*** Opening Records for the exercise ***

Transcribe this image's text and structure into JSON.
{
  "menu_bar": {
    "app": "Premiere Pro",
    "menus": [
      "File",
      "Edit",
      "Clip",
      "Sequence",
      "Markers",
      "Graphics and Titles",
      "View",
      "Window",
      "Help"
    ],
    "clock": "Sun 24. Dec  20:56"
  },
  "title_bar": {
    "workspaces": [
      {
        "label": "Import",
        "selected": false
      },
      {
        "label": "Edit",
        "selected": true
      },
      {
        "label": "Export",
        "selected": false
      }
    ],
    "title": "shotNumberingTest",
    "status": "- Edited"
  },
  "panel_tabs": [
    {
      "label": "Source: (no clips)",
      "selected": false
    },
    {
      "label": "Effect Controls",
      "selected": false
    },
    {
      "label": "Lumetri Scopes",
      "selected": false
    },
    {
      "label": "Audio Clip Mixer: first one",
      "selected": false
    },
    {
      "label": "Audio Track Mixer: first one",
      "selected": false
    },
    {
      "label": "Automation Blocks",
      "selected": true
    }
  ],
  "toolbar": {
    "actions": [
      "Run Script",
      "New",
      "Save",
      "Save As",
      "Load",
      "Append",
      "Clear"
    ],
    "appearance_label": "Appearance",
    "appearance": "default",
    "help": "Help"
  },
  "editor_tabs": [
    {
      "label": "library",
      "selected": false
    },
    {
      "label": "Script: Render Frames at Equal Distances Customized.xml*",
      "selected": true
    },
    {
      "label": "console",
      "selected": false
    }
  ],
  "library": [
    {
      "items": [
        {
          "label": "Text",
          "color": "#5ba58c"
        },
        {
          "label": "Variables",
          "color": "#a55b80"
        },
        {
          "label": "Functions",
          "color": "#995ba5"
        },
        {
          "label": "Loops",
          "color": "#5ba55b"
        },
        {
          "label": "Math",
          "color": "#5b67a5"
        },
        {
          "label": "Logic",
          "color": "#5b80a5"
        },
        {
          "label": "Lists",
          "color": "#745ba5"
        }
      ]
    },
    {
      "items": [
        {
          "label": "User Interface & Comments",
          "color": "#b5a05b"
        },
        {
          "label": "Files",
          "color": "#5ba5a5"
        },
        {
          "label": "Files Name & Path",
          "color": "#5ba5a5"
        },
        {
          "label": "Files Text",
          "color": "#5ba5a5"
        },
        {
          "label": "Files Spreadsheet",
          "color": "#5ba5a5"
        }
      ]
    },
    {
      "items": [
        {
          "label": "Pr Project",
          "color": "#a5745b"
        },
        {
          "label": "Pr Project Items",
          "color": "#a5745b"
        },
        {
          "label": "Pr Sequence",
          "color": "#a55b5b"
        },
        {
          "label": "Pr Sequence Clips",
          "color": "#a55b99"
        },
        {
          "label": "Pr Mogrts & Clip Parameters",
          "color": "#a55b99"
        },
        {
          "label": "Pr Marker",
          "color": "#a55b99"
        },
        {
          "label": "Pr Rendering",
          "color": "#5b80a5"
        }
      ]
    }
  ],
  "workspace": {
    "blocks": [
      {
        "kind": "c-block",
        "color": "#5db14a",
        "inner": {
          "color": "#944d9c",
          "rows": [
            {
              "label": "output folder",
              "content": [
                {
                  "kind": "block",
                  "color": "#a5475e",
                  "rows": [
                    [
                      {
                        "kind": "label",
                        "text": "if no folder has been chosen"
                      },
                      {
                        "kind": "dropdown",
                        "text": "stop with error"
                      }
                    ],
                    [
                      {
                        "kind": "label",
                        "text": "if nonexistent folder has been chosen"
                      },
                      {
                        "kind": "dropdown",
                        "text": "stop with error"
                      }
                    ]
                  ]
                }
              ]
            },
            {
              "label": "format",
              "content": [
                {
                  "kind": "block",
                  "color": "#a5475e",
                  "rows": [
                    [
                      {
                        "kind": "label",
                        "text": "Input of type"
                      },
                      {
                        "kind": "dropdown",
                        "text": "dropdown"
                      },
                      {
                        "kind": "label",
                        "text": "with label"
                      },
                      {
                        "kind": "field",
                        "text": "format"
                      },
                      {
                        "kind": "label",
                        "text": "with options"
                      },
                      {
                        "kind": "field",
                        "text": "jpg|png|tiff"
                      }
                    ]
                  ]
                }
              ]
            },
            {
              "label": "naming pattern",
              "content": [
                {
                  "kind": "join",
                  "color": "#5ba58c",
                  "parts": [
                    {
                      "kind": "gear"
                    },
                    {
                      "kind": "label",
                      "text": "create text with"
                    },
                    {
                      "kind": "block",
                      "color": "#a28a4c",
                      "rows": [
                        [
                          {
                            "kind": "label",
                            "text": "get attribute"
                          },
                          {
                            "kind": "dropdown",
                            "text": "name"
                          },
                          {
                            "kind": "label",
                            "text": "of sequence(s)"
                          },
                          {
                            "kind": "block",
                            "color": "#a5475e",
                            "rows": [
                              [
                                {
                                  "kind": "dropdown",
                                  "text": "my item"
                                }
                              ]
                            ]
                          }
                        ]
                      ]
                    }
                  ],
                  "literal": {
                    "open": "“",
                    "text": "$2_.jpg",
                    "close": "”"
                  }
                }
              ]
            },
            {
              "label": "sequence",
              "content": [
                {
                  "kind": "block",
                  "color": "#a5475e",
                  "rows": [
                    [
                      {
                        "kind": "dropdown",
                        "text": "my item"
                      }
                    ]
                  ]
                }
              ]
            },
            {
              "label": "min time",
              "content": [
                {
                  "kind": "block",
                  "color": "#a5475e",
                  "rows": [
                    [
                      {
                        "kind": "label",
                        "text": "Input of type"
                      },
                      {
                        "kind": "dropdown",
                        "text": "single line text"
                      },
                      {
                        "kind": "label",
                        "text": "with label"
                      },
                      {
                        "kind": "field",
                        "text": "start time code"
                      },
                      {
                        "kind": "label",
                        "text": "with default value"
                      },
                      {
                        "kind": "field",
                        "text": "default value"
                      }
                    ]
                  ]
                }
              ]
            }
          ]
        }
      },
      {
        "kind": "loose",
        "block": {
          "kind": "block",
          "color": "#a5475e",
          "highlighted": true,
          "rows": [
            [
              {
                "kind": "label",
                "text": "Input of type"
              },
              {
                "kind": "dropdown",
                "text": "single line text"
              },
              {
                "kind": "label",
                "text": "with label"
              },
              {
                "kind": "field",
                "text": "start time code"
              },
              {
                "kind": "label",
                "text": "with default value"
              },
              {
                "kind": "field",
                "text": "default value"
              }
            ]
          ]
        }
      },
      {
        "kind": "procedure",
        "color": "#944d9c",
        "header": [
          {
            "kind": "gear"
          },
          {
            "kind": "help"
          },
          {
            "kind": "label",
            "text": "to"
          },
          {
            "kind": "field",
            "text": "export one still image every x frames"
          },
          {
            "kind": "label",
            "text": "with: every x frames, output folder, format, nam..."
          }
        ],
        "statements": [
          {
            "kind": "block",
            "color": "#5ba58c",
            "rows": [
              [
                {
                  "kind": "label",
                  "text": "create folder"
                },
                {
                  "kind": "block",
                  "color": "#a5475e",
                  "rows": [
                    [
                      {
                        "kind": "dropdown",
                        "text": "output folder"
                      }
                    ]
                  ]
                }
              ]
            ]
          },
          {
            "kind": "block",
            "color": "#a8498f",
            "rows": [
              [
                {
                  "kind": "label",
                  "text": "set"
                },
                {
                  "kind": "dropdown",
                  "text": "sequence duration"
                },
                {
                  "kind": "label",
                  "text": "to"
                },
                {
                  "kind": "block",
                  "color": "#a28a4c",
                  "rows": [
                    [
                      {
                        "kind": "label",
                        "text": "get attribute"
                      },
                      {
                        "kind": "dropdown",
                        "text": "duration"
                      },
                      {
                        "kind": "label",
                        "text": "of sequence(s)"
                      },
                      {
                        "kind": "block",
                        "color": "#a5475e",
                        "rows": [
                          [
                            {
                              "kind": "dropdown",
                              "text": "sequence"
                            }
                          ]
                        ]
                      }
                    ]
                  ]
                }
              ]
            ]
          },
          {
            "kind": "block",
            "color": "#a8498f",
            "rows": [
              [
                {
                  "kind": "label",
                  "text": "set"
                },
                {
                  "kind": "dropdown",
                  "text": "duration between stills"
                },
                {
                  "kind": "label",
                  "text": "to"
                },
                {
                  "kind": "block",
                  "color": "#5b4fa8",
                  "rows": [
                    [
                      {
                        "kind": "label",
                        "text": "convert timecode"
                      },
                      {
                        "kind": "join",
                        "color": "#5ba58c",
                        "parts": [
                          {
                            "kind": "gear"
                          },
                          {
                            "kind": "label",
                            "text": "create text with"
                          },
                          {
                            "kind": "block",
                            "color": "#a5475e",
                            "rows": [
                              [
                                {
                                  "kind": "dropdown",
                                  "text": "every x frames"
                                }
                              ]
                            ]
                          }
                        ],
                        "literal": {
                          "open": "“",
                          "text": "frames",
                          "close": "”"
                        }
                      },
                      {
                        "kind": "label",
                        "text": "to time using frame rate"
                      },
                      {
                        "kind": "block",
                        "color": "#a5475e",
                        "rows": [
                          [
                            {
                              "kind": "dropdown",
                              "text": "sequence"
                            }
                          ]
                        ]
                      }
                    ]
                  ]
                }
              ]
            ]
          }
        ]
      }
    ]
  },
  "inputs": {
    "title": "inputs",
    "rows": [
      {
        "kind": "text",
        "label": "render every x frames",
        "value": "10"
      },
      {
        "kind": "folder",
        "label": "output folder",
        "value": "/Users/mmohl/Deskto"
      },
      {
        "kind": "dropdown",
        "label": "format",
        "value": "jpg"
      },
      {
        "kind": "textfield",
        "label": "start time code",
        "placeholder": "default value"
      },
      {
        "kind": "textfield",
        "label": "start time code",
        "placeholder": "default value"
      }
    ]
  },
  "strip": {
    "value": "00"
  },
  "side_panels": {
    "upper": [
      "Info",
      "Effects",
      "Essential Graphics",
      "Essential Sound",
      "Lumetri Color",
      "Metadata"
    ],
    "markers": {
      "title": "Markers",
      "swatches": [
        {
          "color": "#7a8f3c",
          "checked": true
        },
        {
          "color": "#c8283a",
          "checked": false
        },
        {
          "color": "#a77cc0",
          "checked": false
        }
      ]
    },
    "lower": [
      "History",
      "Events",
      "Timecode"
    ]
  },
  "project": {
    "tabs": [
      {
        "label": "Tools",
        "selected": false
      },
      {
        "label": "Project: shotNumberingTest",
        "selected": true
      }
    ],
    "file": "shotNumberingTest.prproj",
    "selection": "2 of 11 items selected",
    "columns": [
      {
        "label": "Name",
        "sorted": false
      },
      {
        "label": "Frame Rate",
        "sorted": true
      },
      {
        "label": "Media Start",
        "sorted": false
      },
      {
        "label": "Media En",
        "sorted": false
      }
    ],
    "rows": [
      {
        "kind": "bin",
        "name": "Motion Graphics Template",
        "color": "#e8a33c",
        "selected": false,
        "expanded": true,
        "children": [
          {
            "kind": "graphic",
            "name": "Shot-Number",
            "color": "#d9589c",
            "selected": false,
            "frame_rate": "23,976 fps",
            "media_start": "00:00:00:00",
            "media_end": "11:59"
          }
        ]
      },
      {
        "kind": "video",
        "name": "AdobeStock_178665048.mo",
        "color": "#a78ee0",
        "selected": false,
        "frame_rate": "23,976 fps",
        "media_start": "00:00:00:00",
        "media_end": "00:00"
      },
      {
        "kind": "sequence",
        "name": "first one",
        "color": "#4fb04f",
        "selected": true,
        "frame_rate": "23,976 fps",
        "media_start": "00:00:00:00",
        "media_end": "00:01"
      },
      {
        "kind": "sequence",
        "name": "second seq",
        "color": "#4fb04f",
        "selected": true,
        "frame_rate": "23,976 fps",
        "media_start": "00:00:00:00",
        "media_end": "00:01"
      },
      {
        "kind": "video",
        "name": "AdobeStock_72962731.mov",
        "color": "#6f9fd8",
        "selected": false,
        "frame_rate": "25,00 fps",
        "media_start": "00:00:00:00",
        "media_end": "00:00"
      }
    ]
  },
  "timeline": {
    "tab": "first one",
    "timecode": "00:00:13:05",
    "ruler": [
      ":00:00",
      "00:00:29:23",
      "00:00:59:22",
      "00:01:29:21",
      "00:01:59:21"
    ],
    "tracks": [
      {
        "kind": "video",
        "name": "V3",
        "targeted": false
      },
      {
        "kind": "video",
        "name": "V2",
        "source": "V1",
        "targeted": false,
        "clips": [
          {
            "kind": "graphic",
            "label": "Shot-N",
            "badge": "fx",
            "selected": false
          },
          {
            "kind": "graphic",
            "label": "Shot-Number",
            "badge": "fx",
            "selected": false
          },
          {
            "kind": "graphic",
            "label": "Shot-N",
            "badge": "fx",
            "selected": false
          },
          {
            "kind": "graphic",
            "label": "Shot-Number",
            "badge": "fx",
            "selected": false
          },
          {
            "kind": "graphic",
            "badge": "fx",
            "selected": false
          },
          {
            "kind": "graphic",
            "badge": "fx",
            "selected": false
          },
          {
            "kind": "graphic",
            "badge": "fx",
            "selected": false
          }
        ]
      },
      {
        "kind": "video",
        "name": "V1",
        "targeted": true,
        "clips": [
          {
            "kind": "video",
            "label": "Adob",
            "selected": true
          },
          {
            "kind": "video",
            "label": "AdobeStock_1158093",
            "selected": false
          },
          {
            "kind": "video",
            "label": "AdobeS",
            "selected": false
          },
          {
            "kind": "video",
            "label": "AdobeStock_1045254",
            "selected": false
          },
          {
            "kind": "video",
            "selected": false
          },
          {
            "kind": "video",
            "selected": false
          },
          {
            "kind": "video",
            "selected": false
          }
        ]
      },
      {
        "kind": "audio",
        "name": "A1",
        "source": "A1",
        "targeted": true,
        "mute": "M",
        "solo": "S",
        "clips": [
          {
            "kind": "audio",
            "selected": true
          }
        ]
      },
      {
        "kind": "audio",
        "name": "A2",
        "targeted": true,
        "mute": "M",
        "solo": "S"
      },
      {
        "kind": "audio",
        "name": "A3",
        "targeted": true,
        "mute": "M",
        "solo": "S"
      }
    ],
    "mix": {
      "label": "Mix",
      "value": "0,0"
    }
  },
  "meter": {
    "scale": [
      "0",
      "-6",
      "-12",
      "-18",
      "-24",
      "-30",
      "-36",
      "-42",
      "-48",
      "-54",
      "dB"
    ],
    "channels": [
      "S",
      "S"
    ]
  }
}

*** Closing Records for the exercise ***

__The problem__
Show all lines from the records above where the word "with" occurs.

__Completed exercise__
                        "text": "stop with error"
                        "text": "stop with error"
                        "text": "with label"
                        "text": "with options"
                      "text": "create text with"
                        "text": "with label"
                        "text": "with default value"
                "text": "with label"
                "text": "with default value"
            "text": "with: every x frames, output folder, format, nam..."
                            "text": "create text with"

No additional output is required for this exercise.